PCR for species with extreme GC-content

In spite of recent development of deep sequencing technologies, we still sometimes have to isolate molecular sequences in targeted searches especially for non-model organisms.

I am writing this to share info which I and my colleagues have collected to tackle difficult RT-PCR targets in everyday research projects.

In fact, most of my struggle was with lampreys (Petromyzon, Lethenteron, Lampetra), some of which you can see in high GC-content, unique codon usage pattern and amino acid composition of KCNA genes recently published by my team (Qiu et al., 2011).

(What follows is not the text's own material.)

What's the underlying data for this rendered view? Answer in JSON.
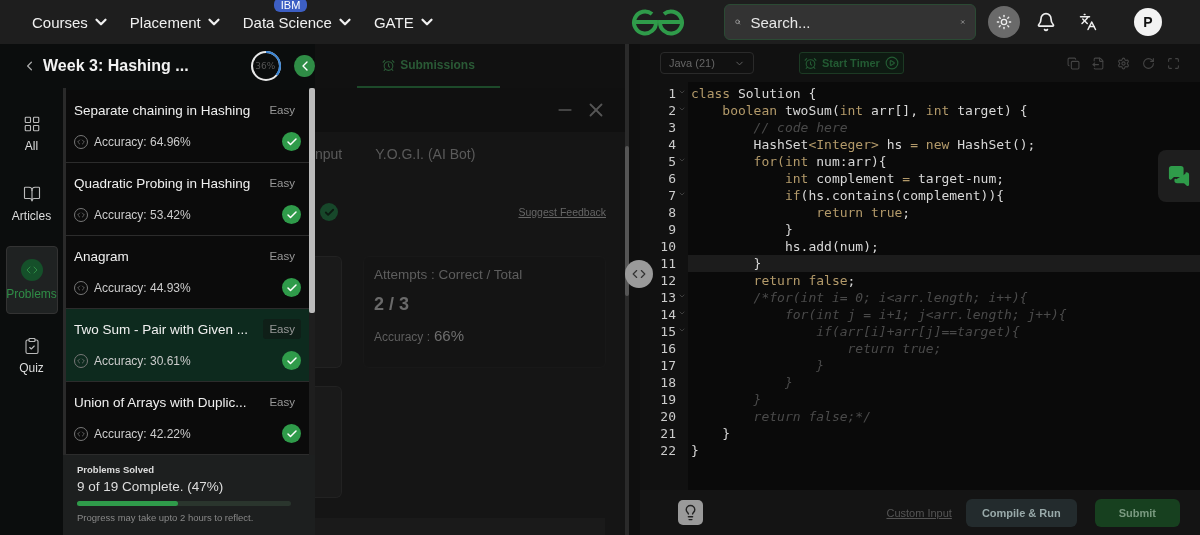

1. PCR for species with high GC-content

Example: lampreys, some choanoflagellates, amphioxus, amniote GC-rich isochore regions 

Typical problem: mRNA secondary structure in reverse-transcription preventing extension of first strand synthesis

Items to consider: 
A. Thermostabilization of reverse-transcriptase by tweaking reaction condition with trehalose (Carninci et al., 1998)
B. Use of thermostable reverse-transcriptase (e.g., ThermoScript, Invitrogen)
C. Modification of entire reverse-transcription protocol (Shi & Jarvis, 2006) using a special reverse-transcriptase Thermo-X (Invitrogen) (But, in Germany at least, Thermo-X is not available anymore)
D. Using a DNA polymerase and buffer optimized for GC-rich templates in PCR (GC-rich PCR system, Roche)

2. PCR for species with low GC-content

Example: some teleost fishes, planarians, (some?) cnidarians, amniote GC-poor isochore regions 

Typical problem: mispriming by oligo dT primers at A-rich region (but not at genuine poly-A tail) resulting in truncated 3'UTR (I call this 'pseudo-polyA')

Further reference:
How to distinguish polyadenylation signals (mostly AAUAAA or AUUAAA?) (Lee et al., 2007)

Items to consider:
A. Optimization of priming condition using trehalose (Mizuno et al., 1999)
B. When you see multiple bands after 3'RACE PCR, sequence as long fragments as possible